**WHAT YOU NEED TO DO:** The answer is the full listing below, copied exactly, with its pictures omitted.

=== PROVIDED DATA ===

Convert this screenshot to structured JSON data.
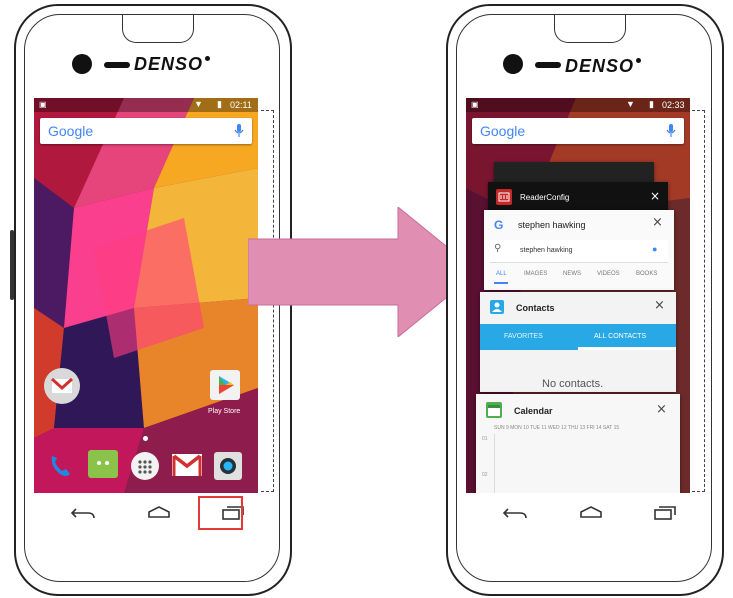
{
  "left_phone": {
    "brand": "DENSO",
    "status_time": "02:11",
    "search_label": "Google",
    "playstore_label": "Play Store"
  },
  "right_phone": {
    "brand": "DENSO",
    "status_time": "02:33",
    "search_label": "Google",
    "recent_apps": {
      "reader_config": "ReaderConfig",
      "google_card_title": "stephen hawking",
      "google_query": "stephen hawking",
      "google_tabs": [
        "ALL",
        "IMAGES",
        "NEWS",
        "VIDEOS",
        "BOOKS"
      ],
      "contacts_title": "Contacts",
      "contacts_tabs": [
        "FAVORITES",
        "ALL CONTACTS"
      ],
      "contacts_empty": "No contacts.",
      "calendar_title": "Calendar",
      "calendar_days": "SUN 9   MON 10   TUE 11   WED 12   THU 13   FRI 14   SAT 15",
      "calendar_rows": [
        "01",
        "02"
      ]
    }
  },
  "colors": {
    "arrow": "#e08fb3",
    "highlight": "#e53935",
    "contacts_bar": "#29a8e6"
  }
}
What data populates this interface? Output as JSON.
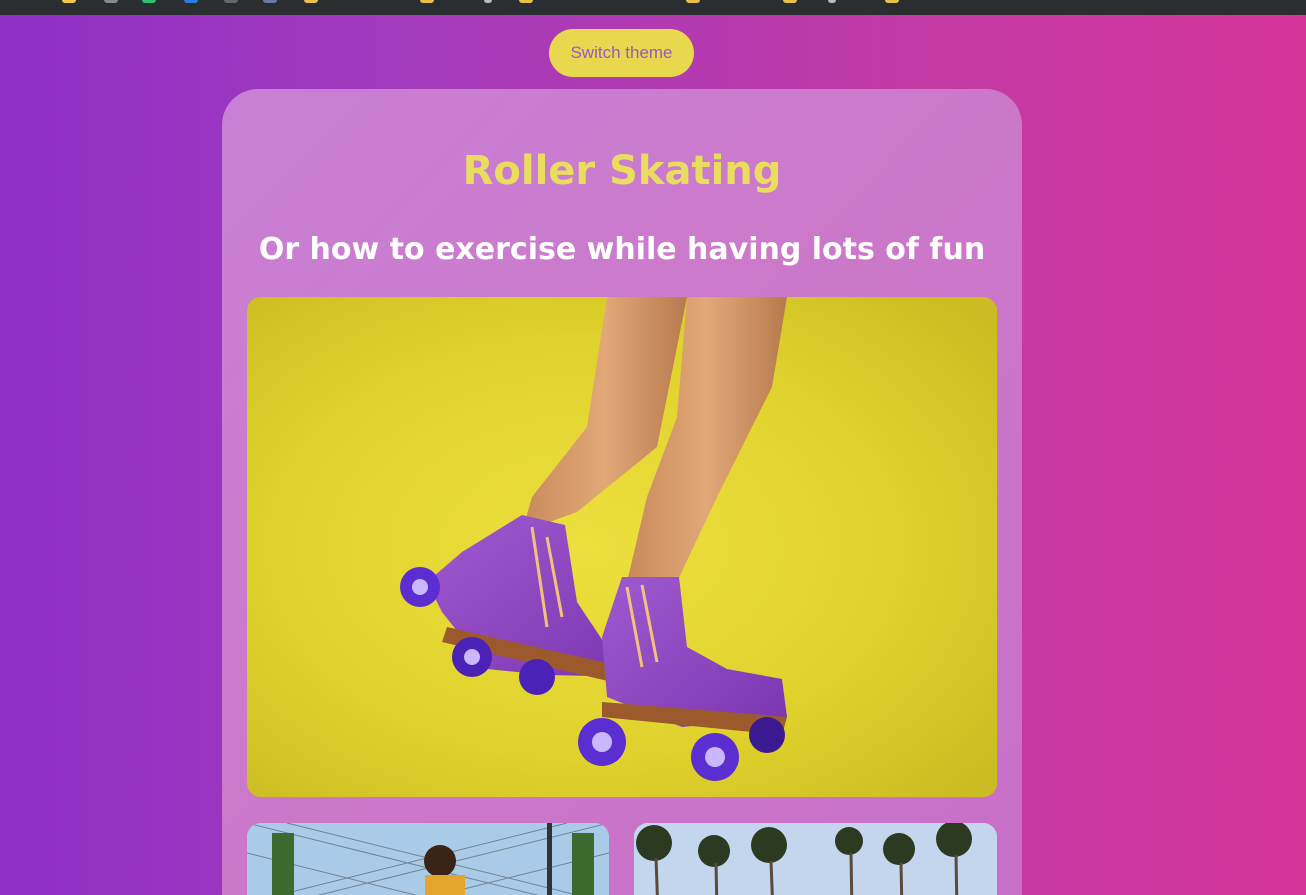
{
  "switch_theme": {
    "label": "Switch theme"
  },
  "hero": {
    "title": "Roller Skating",
    "subtitle": "Or how to exercise while having lots of fun"
  },
  "images": {
    "main": "roller-skates-photo",
    "left": "skater-by-fence-photo",
    "right": "palm-trees-photo"
  },
  "colors": {
    "title": "#e9dc5e",
    "button_bg": "#e8d84e",
    "button_text": "#9a58c6",
    "background_start": "#8f2fc7",
    "background_end": "#d5349a"
  }
}
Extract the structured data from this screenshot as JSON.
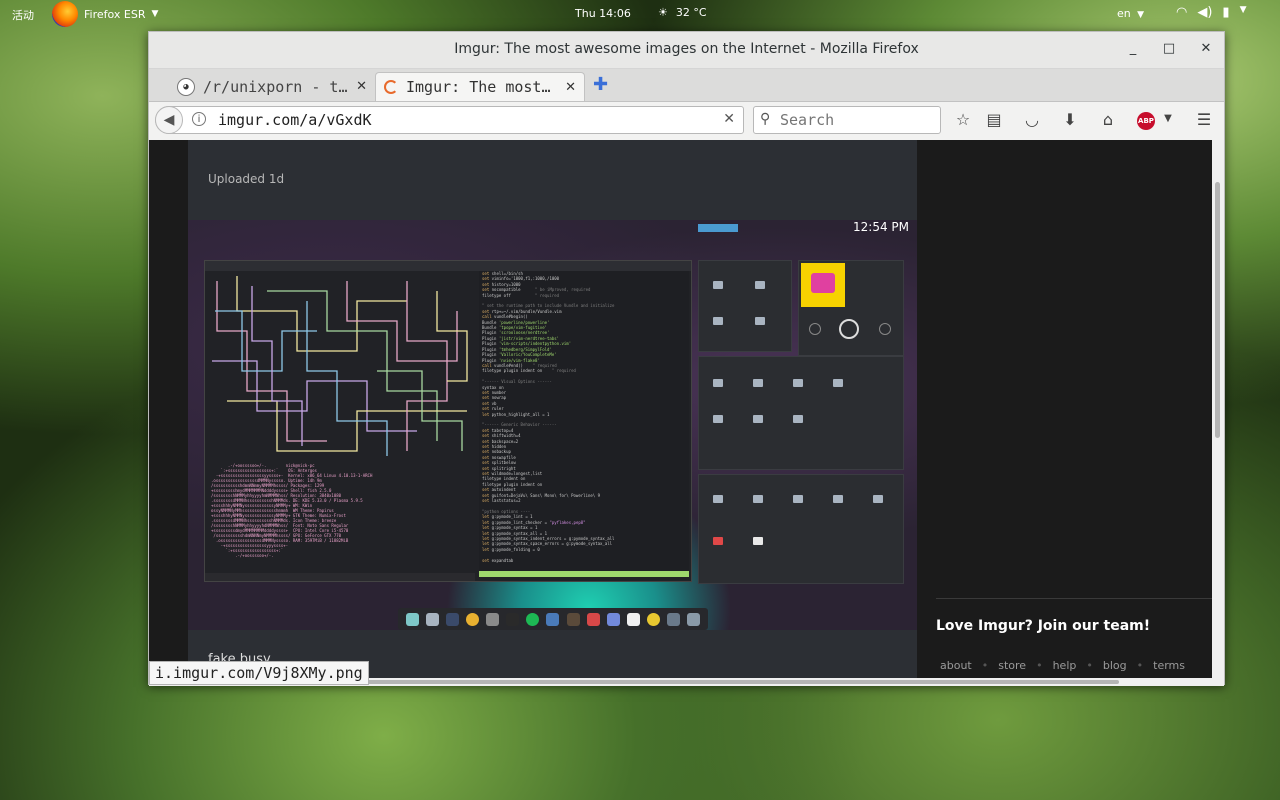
{
  "top_panel": {
    "activities": "活动",
    "app_name": "Firefox ESR",
    "clock": "Thu 14:06",
    "temperature": "32 °C",
    "language": "en"
  },
  "window": {
    "title": "Imgur: The most awesome images on the Internet - Mozilla Firefox"
  },
  "tabs": [
    {
      "label": "/r/unixporn - t…"
    },
    {
      "label": "Imgur: The most…"
    }
  ],
  "navbar": {
    "url": "imgur.com/a/vGxdK",
    "search_placeholder": "Search"
  },
  "post": {
    "uploaded": "Uploaded 1d",
    "caption": "fake busy",
    "screenshot_clock": "12:54 PM"
  },
  "sidebar": {
    "promo": "Love Imgur? Join our team!",
    "footer_links": [
      "about",
      "store",
      "help",
      "blog",
      "terms"
    ]
  },
  "status_url": "i.imgur.com/V9j8XMy.png"
}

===

**TASK RESPONSE:**
Convert this screenshot to structured JSON data.
{
  "left_phone": {
    "brand": "DENSO",
    "status_time": "02:11",
    "search_label": "Google",
    "playstore_label": "Play Store"
  },
  "right_phone": {
    "brand": "DENSO",
    "status_time": "02:33",
    "search_label": "Google",
    "recent_apps": {
      "reader_config": "ReaderConfig",
      "google_card_title": "stephen hawking",
      "google_query": "stephen hawking",
      "google_tabs": [
        "ALL",
        "IMAGES",
        "NEWS",
        "VIDEOS",
        "BOOKS"
      ],
      "contacts_title": "Contacts",
      "contacts_tabs": [
        "FAVORITES",
        "ALL CONTACTS"
      ],
      "contacts_empty": "No contacts.",
      "calendar_title": "Calendar",
      "calendar_days": "SUN 9   MON 10   TUE 11   WED 12   THU 13   FRI 14   SAT 15",
      "calendar_rows": [
        "01",
        "02"
      ]
    }
  },
  "colors": {
    "arrow": "#e08fb3",
    "highlight": "#e53935",
    "contacts_bar": "#29a8e6"
  }
}
What data populates this interface? Output as JSON.
{
  "switch_theme": {
    "label": "Switch theme"
  },
  "hero": {
    "title": "Roller Skating",
    "subtitle": "Or how to exercise while having lots of fun"
  },
  "images": {
    "main": "roller-skates-photo",
    "left": "skater-by-fence-photo",
    "right": "palm-trees-photo"
  },
  "colors": {
    "title": "#e9dc5e",
    "button_bg": "#e8d84e",
    "button_text": "#9a58c6",
    "background_start": "#8f2fc7",
    "background_end": "#d5349a"
  }
}
Extract the structured data from this screenshot as JSON.
{
  "top_panel": {
    "activities": "活动",
    "app_name": "Firefox ESR",
    "clock": "Thu 14:06",
    "temperature": "32 °C",
    "language": "en"
  },
  "window": {
    "title": "Imgur: The most awesome images on the Internet - Mozilla Firefox"
  },
  "tabs": [
    {
      "label": "/r/unixporn - t…"
    },
    {
      "label": "Imgur: The most…"
    }
  ],
  "navbar": {
    "url": "imgur.com/a/vGxdK",
    "search_placeholder": "Search"
  },
  "post": {
    "uploaded": "Uploaded 1d",
    "caption": "fake busy",
    "screenshot_clock": "12:54 PM"
  },
  "sidebar": {
    "promo": "Love Imgur? Join our team!",
    "footer_links": [
      "about",
      "store",
      "help",
      "blog",
      "terms"
    ]
  },
  "status_url": "i.imgur.com/V9j8XMy.png"
}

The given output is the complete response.